With the listing in front of you, retype it exactly.

____

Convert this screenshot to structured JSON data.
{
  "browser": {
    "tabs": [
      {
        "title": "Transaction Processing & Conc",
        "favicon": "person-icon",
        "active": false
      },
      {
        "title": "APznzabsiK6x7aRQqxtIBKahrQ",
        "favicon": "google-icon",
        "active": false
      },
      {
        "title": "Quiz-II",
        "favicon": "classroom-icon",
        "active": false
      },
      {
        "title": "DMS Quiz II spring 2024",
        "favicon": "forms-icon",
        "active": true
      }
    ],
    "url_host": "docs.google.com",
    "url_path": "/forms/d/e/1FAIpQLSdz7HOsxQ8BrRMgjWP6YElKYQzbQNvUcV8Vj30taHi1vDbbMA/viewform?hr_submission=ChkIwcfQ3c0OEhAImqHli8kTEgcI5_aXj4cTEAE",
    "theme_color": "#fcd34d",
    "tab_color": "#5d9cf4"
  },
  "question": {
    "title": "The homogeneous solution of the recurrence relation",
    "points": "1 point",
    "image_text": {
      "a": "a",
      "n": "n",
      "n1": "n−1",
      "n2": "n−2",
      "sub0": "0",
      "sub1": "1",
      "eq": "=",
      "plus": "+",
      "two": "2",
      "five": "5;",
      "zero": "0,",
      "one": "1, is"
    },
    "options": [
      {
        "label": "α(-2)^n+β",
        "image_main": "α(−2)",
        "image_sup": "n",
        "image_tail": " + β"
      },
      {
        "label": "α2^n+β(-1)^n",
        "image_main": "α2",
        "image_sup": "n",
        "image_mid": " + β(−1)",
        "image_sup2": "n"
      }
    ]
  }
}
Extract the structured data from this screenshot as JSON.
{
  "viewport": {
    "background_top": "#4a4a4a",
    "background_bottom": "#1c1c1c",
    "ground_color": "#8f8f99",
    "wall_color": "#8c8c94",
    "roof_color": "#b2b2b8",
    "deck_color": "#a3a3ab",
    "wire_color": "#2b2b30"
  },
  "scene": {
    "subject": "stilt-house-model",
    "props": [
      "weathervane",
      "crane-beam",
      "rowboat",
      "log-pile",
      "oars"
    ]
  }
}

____

▸ Response to the task:
Convert this screenshot to structured JSON data.
{
  "browser": {
    "tabs": [
      {
        "title": "Transaction Processing & Conc",
        "favicon": "person-icon",
        "active": false
      },
      {
        "title": "APznzabsiK6x7aRQqxtIBKahrQ",
        "favicon": "google-icon",
        "active": false
      },
      {
        "title": "Quiz-II",
        "favicon": "classroom-icon",
        "active": false
      },
      {
        "title": "DMS Quiz II spring 2024",
        "favicon": "forms-icon",
        "active": true
      }
    ],
    "url_host": "docs.google.com",
    "url_path": "/forms/d/e/1FAIpQLSdz7HOsxQ8BrRMgjWP6YElKYQzbQNvUcV8Vj30taHi1vDbbMA/viewform?hr_submission=ChkIwcfQ3c0OEhAImqHli8kTEgcI5_aXj4cTEAE",
    "theme_color": "#fcd34d",
    "tab_color": "#5d9cf4"
  },
  "question": {
    "title": "The homogeneous solution of the recurrence relation",
    "points": "1 point",
    "image_text": {
      "a": "a",
      "n": "n",
      "n1": "n−1",
      "n2": "n−2",
      "sub0": "0",
      "sub1": "1",
      "eq": "=",
      "plus": "+",
      "two": "2",
      "five": "5;",
      "zero": "0,",
      "one": "1, is"
    },
    "options": [
      {
        "label": "α(-2)^n+β",
        "image_main": "α(−2)",
        "image_sup": "n",
        "image_tail": " + β"
      },
      {
        "label": "α2^n+β(-1)^n",
        "image_main": "α2",
        "image_sup": "n",
        "image_mid": " + β(−1)",
        "image_sup2": "n"
      }
    ]
  }
}
Extract the structured data from this screenshot as JSON.
{
  "viewport": {
    "background_top": "#4a4a4a",
    "background_bottom": "#1c1c1c",
    "ground_color": "#8f8f99",
    "wall_color": "#8c8c94",
    "roof_color": "#b2b2b8",
    "deck_color": "#a3a3ab",
    "wire_color": "#2b2b30"
  },
  "scene": {
    "subject": "stilt-house-model",
    "props": [
      "weathervane",
      "crane-beam",
      "rowboat",
      "log-pile",
      "oars"
    ]
  }
}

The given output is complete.